▶ **INPUT RECORDS**
____

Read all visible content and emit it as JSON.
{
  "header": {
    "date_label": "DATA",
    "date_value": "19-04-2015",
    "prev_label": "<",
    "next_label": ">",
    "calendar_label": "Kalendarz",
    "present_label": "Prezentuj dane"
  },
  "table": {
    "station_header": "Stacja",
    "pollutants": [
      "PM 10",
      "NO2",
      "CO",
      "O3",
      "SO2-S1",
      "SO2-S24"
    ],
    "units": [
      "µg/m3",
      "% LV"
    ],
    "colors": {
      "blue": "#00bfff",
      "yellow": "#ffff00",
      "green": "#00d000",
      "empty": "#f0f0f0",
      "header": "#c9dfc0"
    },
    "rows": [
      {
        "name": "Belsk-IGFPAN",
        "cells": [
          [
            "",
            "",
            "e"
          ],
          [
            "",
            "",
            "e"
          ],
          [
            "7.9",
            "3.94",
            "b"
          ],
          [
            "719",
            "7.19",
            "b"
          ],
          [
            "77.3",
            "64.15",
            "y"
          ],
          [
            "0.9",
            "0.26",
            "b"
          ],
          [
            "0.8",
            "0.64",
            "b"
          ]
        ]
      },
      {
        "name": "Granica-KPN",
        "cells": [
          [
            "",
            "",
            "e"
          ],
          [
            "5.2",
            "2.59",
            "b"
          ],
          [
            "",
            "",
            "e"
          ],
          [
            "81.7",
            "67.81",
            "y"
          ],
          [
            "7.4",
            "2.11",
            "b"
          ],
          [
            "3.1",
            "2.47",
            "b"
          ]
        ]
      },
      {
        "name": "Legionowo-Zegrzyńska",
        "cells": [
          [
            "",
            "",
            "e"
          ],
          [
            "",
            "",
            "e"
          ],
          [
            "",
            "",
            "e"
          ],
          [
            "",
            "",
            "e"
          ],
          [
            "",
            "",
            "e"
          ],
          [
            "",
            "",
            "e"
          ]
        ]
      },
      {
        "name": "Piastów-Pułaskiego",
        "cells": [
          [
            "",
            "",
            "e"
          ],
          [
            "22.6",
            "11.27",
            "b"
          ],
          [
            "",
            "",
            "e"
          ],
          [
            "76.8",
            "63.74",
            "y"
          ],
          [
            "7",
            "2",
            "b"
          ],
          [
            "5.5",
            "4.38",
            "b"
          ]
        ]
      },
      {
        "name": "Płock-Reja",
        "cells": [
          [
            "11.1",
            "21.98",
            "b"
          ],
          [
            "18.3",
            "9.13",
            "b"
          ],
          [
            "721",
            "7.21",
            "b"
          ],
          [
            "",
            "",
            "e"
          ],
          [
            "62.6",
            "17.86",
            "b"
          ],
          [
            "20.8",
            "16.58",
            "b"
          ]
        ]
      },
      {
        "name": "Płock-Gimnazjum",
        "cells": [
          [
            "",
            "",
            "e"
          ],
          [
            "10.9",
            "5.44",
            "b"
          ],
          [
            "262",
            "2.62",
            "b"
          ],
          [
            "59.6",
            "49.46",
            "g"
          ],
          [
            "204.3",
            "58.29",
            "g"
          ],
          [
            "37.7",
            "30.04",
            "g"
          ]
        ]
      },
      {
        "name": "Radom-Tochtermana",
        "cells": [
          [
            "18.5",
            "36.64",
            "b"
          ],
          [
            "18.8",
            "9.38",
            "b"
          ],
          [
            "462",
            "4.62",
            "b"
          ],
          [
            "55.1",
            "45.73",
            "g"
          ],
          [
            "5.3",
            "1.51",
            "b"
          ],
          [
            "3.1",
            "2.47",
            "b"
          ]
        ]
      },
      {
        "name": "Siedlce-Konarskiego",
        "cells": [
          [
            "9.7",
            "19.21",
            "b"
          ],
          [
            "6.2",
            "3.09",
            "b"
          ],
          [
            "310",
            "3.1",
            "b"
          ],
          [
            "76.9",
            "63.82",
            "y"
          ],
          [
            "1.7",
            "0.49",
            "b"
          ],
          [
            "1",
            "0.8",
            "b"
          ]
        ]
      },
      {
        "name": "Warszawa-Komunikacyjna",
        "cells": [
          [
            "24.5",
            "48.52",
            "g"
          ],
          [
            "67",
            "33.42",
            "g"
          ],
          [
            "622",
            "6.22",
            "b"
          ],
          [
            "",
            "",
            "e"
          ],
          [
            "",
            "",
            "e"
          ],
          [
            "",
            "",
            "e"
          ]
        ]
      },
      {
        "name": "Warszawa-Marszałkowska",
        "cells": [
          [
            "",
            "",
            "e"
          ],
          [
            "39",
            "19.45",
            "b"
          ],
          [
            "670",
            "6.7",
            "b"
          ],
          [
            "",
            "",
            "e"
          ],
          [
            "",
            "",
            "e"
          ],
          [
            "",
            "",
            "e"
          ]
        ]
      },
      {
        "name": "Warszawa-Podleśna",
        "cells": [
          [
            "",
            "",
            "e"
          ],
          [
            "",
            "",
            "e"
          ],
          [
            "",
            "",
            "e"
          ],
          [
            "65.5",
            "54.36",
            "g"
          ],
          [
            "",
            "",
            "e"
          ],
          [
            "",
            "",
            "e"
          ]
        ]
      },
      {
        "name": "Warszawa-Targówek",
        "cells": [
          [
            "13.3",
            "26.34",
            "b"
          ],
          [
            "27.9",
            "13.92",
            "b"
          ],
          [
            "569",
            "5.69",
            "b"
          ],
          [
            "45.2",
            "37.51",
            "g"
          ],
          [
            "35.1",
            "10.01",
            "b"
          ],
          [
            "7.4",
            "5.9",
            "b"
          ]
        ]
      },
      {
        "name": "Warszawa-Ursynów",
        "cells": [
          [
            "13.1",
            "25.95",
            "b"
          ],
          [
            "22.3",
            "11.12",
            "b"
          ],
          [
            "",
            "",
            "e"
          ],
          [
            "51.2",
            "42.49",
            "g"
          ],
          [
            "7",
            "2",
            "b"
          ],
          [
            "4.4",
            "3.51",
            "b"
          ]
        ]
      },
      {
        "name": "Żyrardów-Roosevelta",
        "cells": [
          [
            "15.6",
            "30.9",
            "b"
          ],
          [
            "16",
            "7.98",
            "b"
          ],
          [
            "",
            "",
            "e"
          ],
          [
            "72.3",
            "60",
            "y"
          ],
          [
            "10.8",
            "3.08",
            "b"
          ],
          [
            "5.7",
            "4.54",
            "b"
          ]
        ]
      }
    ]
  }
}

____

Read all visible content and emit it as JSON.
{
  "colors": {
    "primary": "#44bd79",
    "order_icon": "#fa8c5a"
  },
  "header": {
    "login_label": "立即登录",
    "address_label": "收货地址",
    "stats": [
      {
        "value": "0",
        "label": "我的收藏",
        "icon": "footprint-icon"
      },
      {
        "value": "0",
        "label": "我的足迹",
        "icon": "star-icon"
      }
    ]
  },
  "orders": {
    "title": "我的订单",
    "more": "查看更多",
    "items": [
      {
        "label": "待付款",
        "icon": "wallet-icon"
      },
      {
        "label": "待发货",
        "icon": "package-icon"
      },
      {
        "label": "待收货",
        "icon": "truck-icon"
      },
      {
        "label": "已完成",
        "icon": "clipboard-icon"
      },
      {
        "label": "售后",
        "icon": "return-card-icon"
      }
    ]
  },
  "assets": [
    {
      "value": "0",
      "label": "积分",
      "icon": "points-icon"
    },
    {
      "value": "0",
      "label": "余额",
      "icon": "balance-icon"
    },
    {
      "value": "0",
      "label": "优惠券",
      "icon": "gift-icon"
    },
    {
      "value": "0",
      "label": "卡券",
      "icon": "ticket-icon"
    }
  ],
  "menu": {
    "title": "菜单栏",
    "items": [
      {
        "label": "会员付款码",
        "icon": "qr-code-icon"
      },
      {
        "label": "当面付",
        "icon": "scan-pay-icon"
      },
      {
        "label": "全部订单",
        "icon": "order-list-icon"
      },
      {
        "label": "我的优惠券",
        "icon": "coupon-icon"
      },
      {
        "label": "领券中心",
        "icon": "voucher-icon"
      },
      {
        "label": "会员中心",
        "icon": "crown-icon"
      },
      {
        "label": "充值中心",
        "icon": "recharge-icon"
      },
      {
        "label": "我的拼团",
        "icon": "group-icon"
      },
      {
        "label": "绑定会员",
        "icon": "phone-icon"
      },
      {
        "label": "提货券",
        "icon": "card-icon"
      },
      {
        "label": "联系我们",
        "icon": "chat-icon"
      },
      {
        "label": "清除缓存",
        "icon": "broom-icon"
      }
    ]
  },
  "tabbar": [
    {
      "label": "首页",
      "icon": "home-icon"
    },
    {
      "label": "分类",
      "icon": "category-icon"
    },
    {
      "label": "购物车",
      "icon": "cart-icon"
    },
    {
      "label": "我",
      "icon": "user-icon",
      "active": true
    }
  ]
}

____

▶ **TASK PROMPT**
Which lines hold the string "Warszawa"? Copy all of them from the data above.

▶ **WRITTEN ANSWER**
        "name": "Warszawa-Komunikacyjna",
        "name": "Warszawa-Marszałkowska",
        "name": "Warszawa-Podleśna",
        "name": "Warszawa-Targówek",
        "name": "Warszawa-Ursynów",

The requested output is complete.